Personality disorders could be more effectively diagnosed by identifying and targeting the disrupted neurobiological systems where the disorders originate, report Cornell researchers.
The way that these mental illnesses are now classified -- based on particular patterns of thought and behavior -- is misguided and has little hard evidence to support it, reports Cornell neuroscientist Richard Depue and his colleague in a special issue of the Journal of International Review of Psychiatry (23:3).
"The behavioral features used to diagnose personality disorders do not coalesce into coherent disorders in any research," says Depue, professor of human development in the College of Human Ecology, who co-authored the article with graduate student Yu Fu. "As currently defined, the different personality disorders have overlapping behavioral symptoms that also merge imperceptibly with normal behavior. A diagnosis should define a coherent behavioral pattern and predict a particular course, prognosis and treatment. No personality disorder diagnosis can do that."
Their findings fly in the face of current medical practice. Nearly one in 10 Americans suffers from a personality disorder, a group of disabling conditions characterized by serious, sometimes catastrophic, problems with relationships and work. Behavioral features can vary widely, from pervasive disregard for the law and the rights of others (antisocial personality disorder) to extreme mood instability (borderline personality disorder).
The researchers drew their conclusions by conducting a detailed review of the brain systems that underlie the major human personality traits.
Humans have about six major personality traits, each with its own neurobiological foundation that influences such behaviors as how anxious or impulsive we are, Depue notes. For example, the underlying systems and associated personality traits in their model include anxiety/stress-reactivity (thought to underlie neuroticism and negative emotionality) and neural constraint (thought to underlie conscientiousness), among others. The variety of behaviors associated with personality disorders arise from the influence of an individual's genetic make-up and environment on neurobiological functioning, they say.

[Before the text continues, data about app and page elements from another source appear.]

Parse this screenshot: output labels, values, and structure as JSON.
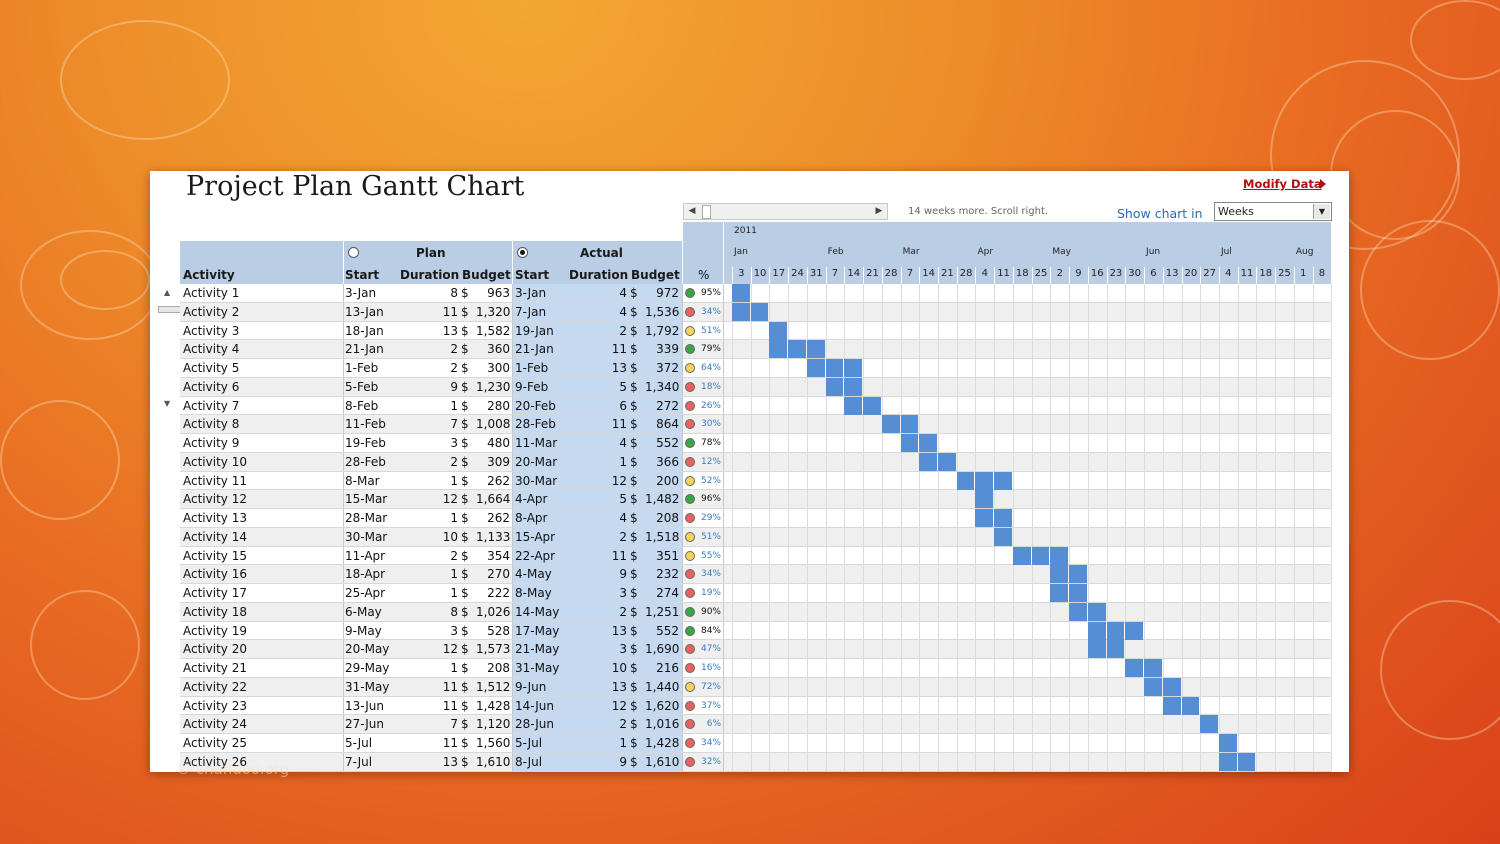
{
  "title": "Project Plan Gantt Chart",
  "modify_link": "Modify Data",
  "scroll_note": "14 weeks more. Scroll right.",
  "show_chart_label": "Show chart in",
  "unit_select": "Weeks",
  "header": {
    "activity": "Activity",
    "plan": "Plan",
    "actual": "Actual",
    "start": "Start",
    "duration": "Duration",
    "budget": "Budget",
    "pct": "%"
  },
  "year": "2011",
  "months": [
    "Jan",
    "Feb",
    "Mar",
    "Apr",
    "May",
    "Jun",
    "Jul",
    "Aug"
  ],
  "weeks": [
    "3",
    "10",
    "17",
    "24",
    "31",
    "7",
    "14",
    "21",
    "28",
    "7",
    "14",
    "21",
    "28",
    "4",
    "11",
    "18",
    "25",
    "2",
    "9",
    "16",
    "23",
    "30",
    "6",
    "13",
    "20",
    "27",
    "4",
    "11",
    "18",
    "25",
    "1",
    "8"
  ],
  "colors": {
    "bar": "#558ed5",
    "green": "#3aa544",
    "yellow": "#f6d25a",
    "red": "#e86060",
    "header": "#b9cde5"
  },
  "activities": [
    {
      "name": "Activity 1",
      "ps": "3-Jan",
      "pd": "8",
      "cur": "$",
      "pb": "963",
      "as": "3-Jan",
      "ad": "4",
      "acur": "$",
      "ab": "972",
      "status": "green",
      "pct": "95%",
      "bars": [
        0
      ]
    },
    {
      "name": "Activity 2",
      "ps": "13-Jan",
      "pd": "11",
      "cur": "$",
      "pb": "1,320",
      "as": "7-Jan",
      "ad": "4",
      "acur": "$",
      "ab": "1,536",
      "status": "red",
      "pct": "34%",
      "bars": [
        0,
        1
      ]
    },
    {
      "name": "Activity 3",
      "ps": "18-Jan",
      "pd": "13",
      "cur": "$",
      "pb": "1,582",
      "as": "19-Jan",
      "ad": "2",
      "acur": "$",
      "ab": "1,792",
      "status": "yellow",
      "pct": "51%",
      "bars": [
        2
      ]
    },
    {
      "name": "Activity 4",
      "ps": "21-Jan",
      "pd": "2",
      "cur": "$",
      "pb": "360",
      "as": "21-Jan",
      "ad": "11",
      "acur": "$",
      "ab": "339",
      "status": "green",
      "pct": "79%",
      "bars": [
        2,
        3,
        4
      ]
    },
    {
      "name": "Activity 5",
      "ps": "1-Feb",
      "pd": "2",
      "cur": "$",
      "pb": "300",
      "as": "1-Feb",
      "ad": "13",
      "acur": "$",
      "ab": "372",
      "status": "yellow",
      "pct": "64%",
      "bars": [
        4,
        5,
        6
      ]
    },
    {
      "name": "Activity 6",
      "ps": "5-Feb",
      "pd": "9",
      "cur": "$",
      "pb": "1,230",
      "as": "9-Feb",
      "ad": "5",
      "acur": "$",
      "ab": "1,340",
      "status": "red",
      "pct": "18%",
      "bars": [
        5,
        6
      ]
    },
    {
      "name": "Activity 7",
      "ps": "8-Feb",
      "pd": "1",
      "cur": "$",
      "pb": "280",
      "as": "20-Feb",
      "ad": "6",
      "acur": "$",
      "ab": "272",
      "status": "red",
      "pct": "26%",
      "bars": [
        6,
        7
      ]
    },
    {
      "name": "Activity 8",
      "ps": "11-Feb",
      "pd": "7",
      "cur": "$",
      "pb": "1,008",
      "as": "28-Feb",
      "ad": "11",
      "acur": "$",
      "ab": "864",
      "status": "red",
      "pct": "30%",
      "bars": [
        8,
        9
      ]
    },
    {
      "name": "Activity 9",
      "ps": "19-Feb",
      "pd": "3",
      "cur": "$",
      "pb": "480",
      "as": "11-Mar",
      "ad": "4",
      "acur": "$",
      "ab": "552",
      "status": "green",
      "pct": "78%",
      "bars": [
        9,
        10
      ]
    },
    {
      "name": "Activity 10",
      "ps": "28-Feb",
      "pd": "2",
      "cur": "$",
      "pb": "309",
      "as": "20-Mar",
      "ad": "1",
      "acur": "$",
      "ab": "366",
      "status": "red",
      "pct": "12%",
      "bars": [
        10,
        11
      ]
    },
    {
      "name": "Activity 11",
      "ps": "8-Mar",
      "pd": "1",
      "cur": "$",
      "pb": "262",
      "as": "30-Mar",
      "ad": "12",
      "acur": "$",
      "ab": "200",
      "status": "yellow",
      "pct": "52%",
      "bars": [
        12,
        13,
        14
      ]
    },
    {
      "name": "Activity 12",
      "ps": "15-Mar",
      "pd": "12",
      "cur": "$",
      "pb": "1,664",
      "as": "4-Apr",
      "ad": "5",
      "acur": "$",
      "ab": "1,482",
      "status": "green",
      "pct": "96%",
      "bars": [
        13
      ]
    },
    {
      "name": "Activity 13",
      "ps": "28-Mar",
      "pd": "1",
      "cur": "$",
      "pb": "262",
      "as": "8-Apr",
      "ad": "4",
      "acur": "$",
      "ab": "208",
      "status": "red",
      "pct": "29%",
      "bars": [
        13,
        14
      ]
    },
    {
      "name": "Activity 14",
      "ps": "30-Mar",
      "pd": "10",
      "cur": "$",
      "pb": "1,133",
      "as": "15-Apr",
      "ad": "2",
      "acur": "$",
      "ab": "1,518",
      "status": "yellow",
      "pct": "51%",
      "bars": [
        14
      ]
    },
    {
      "name": "Activity 15",
      "ps": "11-Apr",
      "pd": "2",
      "cur": "$",
      "pb": "354",
      "as": "22-Apr",
      "ad": "11",
      "acur": "$",
      "ab": "351",
      "status": "yellow",
      "pct": "55%",
      "bars": [
        15,
        16,
        17
      ]
    },
    {
      "name": "Activity 16",
      "ps": "18-Apr",
      "pd": "1",
      "cur": "$",
      "pb": "270",
      "as": "4-May",
      "ad": "9",
      "acur": "$",
      "ab": "232",
      "status": "red",
      "pct": "34%",
      "bars": [
        17,
        18
      ]
    },
    {
      "name": "Activity 17",
      "ps": "25-Apr",
      "pd": "1",
      "cur": "$",
      "pb": "222",
      "as": "8-May",
      "ad": "3",
      "acur": "$",
      "ab": "274",
      "status": "red",
      "pct": "19%",
      "bars": [
        17,
        18
      ]
    },
    {
      "name": "Activity 18",
      "ps": "6-May",
      "pd": "8",
      "cur": "$",
      "pb": "1,026",
      "as": "14-May",
      "ad": "2",
      "acur": "$",
      "ab": "1,251",
      "status": "green",
      "pct": "90%",
      "bars": [
        18,
        19
      ]
    },
    {
      "name": "Activity 19",
      "ps": "9-May",
      "pd": "3",
      "cur": "$",
      "pb": "528",
      "as": "17-May",
      "ad": "13",
      "acur": "$",
      "ab": "552",
      "status": "green",
      "pct": "84%",
      "bars": [
        19,
        20,
        21
      ]
    },
    {
      "name": "Activity 20",
      "ps": "20-May",
      "pd": "12",
      "cur": "$",
      "pb": "1,573",
      "as": "21-May",
      "ad": "3",
      "acur": "$",
      "ab": "1,690",
      "status": "red",
      "pct": "47%",
      "bars": [
        19,
        20
      ]
    },
    {
      "name": "Activity 21",
      "ps": "29-May",
      "pd": "1",
      "cur": "$",
      "pb": "208",
      "as": "31-May",
      "ad": "10",
      "acur": "$",
      "ab": "216",
      "status": "red",
      "pct": "16%",
      "bars": [
        21,
        22
      ]
    },
    {
      "name": "Activity 22",
      "ps": "31-May",
      "pd": "11",
      "cur": "$",
      "pb": "1,512",
      "as": "9-Jun",
      "ad": "13",
      "acur": "$",
      "ab": "1,440",
      "status": "yellow",
      "pct": "72%",
      "bars": [
        22,
        23
      ]
    },
    {
      "name": "Activity 23",
      "ps": "13-Jun",
      "pd": "11",
      "cur": "$",
      "pb": "1,428",
      "as": "14-Jun",
      "ad": "12",
      "acur": "$",
      "ab": "1,620",
      "status": "red",
      "pct": "37%",
      "bars": [
        23,
        24
      ]
    },
    {
      "name": "Activity 24",
      "ps": "27-Jun",
      "pd": "7",
      "cur": "$",
      "pb": "1,120",
      "as": "28-Jun",
      "ad": "2",
      "acur": "$",
      "ab": "1,016",
      "status": "red",
      "pct": "6%",
      "bars": [
        25
      ]
    },
    {
      "name": "Activity 25",
      "ps": "5-Jul",
      "pd": "11",
      "cur": "$",
      "pb": "1,560",
      "as": "5-Jul",
      "ad": "1",
      "acur": "$",
      "ab": "1,428",
      "status": "red",
      "pct": "34%",
      "bars": [
        26
      ]
    },
    {
      "name": "Activity 26",
      "ps": "7-Jul",
      "pd": "13",
      "cur": "$",
      "pb": "1,610",
      "as": "8-Jul",
      "ad": "9",
      "acur": "$",
      "ab": "1,610",
      "status": "red",
      "pct": "32%",
      "bars": [
        26,
        27
      ]
    }
  ]
}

In their multidimensional model, a person's personality traits can be plotted in three-dimensional space where the axes represent the underlying neurobehavioral systems. The patterns of behavior associated with personality disorders emerge from the interaction of extremely high or low values or levels of normal traits; such extremes lead to impaired interactions, they say.
"Our model links personality traits with the underlying neurobiology, which provides a better framework for understanding how and why personality disorders develop and how they can be treated," he says. "It allows us to better predict interventions, such as certain drugs and/or environmental interventions, which may be of benefit. We can also start thinking of treatments that modify multiple neurobiological variables, rather than just one or two."
And recent discoveries in neuroscience point to the important role environment plays, particularly during early childhood, in how genes are expressed, Depue says. "So, risks for personality disorders can be either magnified or reduced by the interaction of the individual's circumstances with their genetic make-up, in a process called epigenetics. We see evidence for this in personality disorders, which are much more prevalent in those who have suffered from a variety of childhood stresses and abuse."
Their theoretical analysis has implications for the criteria used for classifying personality disorders in the Diagnostic and Statistical Manual of Mental Disorders. It also contributes to a growing body of evidence that calls for a rethinking of the approach to classifying these illnesses, based on the underlying biochemical and neural processes that result in the symptoms.
The research was supported by a grant from the National Institute of Mental Health.
Karene Booker is an extension support specialist in the Department of Human Development.